Trump said he “absolutely” planned to testify in his hush money trial. So what changed?

Donald Trump’s opportunity to testify in his historic hush money criminal trial came and went Tuesday morning, when the former president decided not to take the stand to defend himself against charges related to a $130,000 payment to a porn star.

Trump’s defense team concluded its case after calling only two witnesses, including Robert Costello, a lawyer and Trump ally who was called to undermine Michael Cohen’s credibility.

Whether or not the former president would testify was a key question on everyone’s lips even before the trial began, an issue that was exacerbated by Trump’s earlier hints that he would do so.

For weeks, the former president played a game of will-they-won’t-they with reporters over the matter.

In early April, he told reporters that he would “absolutely” testify.

“I don’t know, I’m testifying. I tell the truth,” she said before the trial began. “I mean, all I can do is tell the truth. And the truth is that there is no case, they have no case.”

He later doubled down, telling reporters outside the New York courtroom that he wanted to take the stand.

But later, after seven days of the trial, he changed his mind and said he would do it “if necessary.”

“Well, I would if I had to. At this point, I don’t know if you’ve heard of today. Today was just amazing,” he told Newsmax.

Former President Donald Trump (center) sits in Manhattan Criminal Court with his attorneys Emil Bove (left) and Todd Blanche on May 21. (AP)

“People say (the experts, I mean the jurists and experts), they say, ‘What kind of case is this?’ There is no case’.”

Legal experts previously warned that Trump’s decision to testify could easily be used against him, given his history of speaking freely.

It is unclear whether Trump decided not to testify on the advice of his lawyers or for other reasons.

But it’s not necessarily surprising.

During his civil fraud trial in New York last year, he took a similar step when he withdrew from testifying hours before he was expected to return to the stand.

Trump had already taken the stand once in the civil trial.

During that appearance, he struggled to maintain his composure and resorted to admonishing the judge overseeing the case, the prosecutor, his political rivals and his own lawyers. Instead of answering questions directly, she took the opportunity to rant about his personal feelings about the case.

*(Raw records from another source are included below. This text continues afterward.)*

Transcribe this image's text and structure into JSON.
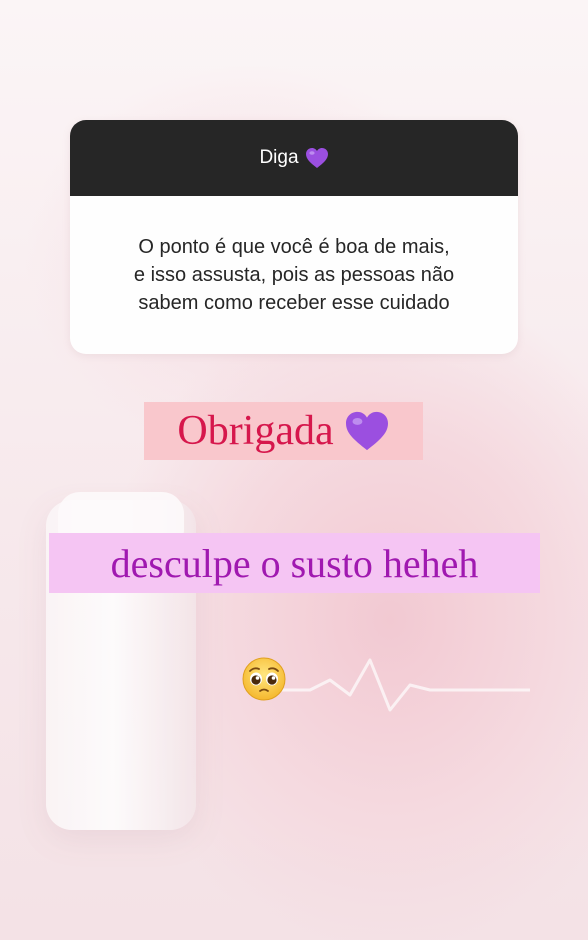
{
  "question_box": {
    "prompt": "Diga",
    "prompt_emoji": "purple-heart",
    "response_lines": [
      "O ponto é que você é boa de mais,",
      "e isso assusta, pois as pessoas não",
      "sabem como receber esse cuidado"
    ]
  },
  "stickers": {
    "thanks_text": "Obrigada",
    "thanks_emoji": "purple-heart",
    "sorry_text": "desculpe o susto heheh",
    "reaction_emoji": "pleading-face"
  },
  "colors": {
    "header_bg": "#262626",
    "thanks_bg": "#f9c7cc",
    "thanks_text": "#d6174c",
    "sorry_bg": "#f5c5f3",
    "sorry_text": "#a019b0",
    "heart": "#9b4fe0"
  }
}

After that testy period, he took to Truth Social to announce that he would not be returning to the stand.

When the former president testified in his defamation trial before E. Jean Carroll, he also received strict instructions about what he could and could not say. He again went rogue.

Former President Donald Trump testifies as he takes the stand in E Jean Carroll’s second civil trial (REUTERS)

“The most important thing when someone testifies is their ability to control themselves, and we’re talking about someone with a history of being the opposite of control when speaking publicly,” said Steve Duffy, a jury consultant with Trial Behavior Consulting. The independent last month.

Whether or not Trump made the right decision this time remains to be seen.

The former president’s fate will soon be in the hands of a jury of 12 New York residents.

After more than four weeks of evidence and testimony, both sides have rested and final statements are expected to begin next week.

Trump is charged with 34 counts of falsifying business records to cover up hush money payments made by his former attorney Cohen to adult film star Stormy Daniels to buy her silence about an alleged 2006 affair in the days before the 2016 presidential election. He has pleaded not guilty and denies the matter.